A real-time instrument was developed that could scan the atmosphere for toxic agents in order to alert communities to a biological or chemical attack.

The instrument uses infrared lasers to detect even trace amounts of chemicals in the air. Every chemical is made up of individual molecules that vibrate at their own unique frequency; the instrument uses lasers to detect these vibrations. The technique can determine if there is a molecule of any chemical present, even at concentrations as low as one part per billion.

A similar principle is used in the medical field to detect biomarkers for different kinds of health conditions, including cancer, by taking breath samples. The frequencies of molecules are very distinct, like a molecular fingerprint — the laser detects these fingerprints.

The novel approach could lead to developing non-invasive technology, including sensors, that could be used to detect airborne agents encountered in a biological or chemical attack at home or on the battlefield, or traces of life by space explorers on missions to other planets or asteroids

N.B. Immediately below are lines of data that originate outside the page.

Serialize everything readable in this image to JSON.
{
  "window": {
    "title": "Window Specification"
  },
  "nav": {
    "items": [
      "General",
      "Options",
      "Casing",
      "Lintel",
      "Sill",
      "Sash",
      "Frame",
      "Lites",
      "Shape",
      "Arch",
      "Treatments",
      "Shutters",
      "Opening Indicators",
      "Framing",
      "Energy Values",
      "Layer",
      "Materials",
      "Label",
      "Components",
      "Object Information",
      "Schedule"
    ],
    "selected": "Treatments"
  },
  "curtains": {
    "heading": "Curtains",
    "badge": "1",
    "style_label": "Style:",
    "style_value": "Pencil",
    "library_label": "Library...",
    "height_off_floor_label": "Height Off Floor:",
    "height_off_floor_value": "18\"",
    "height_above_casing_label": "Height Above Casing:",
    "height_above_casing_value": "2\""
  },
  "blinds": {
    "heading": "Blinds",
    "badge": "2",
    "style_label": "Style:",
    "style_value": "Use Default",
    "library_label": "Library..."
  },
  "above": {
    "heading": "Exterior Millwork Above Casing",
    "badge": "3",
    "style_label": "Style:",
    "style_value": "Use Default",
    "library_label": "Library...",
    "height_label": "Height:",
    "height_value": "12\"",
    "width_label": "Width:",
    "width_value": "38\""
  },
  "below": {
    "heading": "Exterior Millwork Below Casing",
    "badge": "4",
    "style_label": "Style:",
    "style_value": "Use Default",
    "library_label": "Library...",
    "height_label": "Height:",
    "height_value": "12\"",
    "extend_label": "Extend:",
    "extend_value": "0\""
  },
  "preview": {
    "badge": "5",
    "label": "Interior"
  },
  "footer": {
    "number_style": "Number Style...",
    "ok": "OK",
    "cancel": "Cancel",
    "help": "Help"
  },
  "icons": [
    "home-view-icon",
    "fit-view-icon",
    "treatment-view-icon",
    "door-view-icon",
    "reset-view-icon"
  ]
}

For more information, contact Zenaida Gonzalez Kotala at This email address is being protected from spambots. You need JavaScript enabled to view it.; 407-823-6120.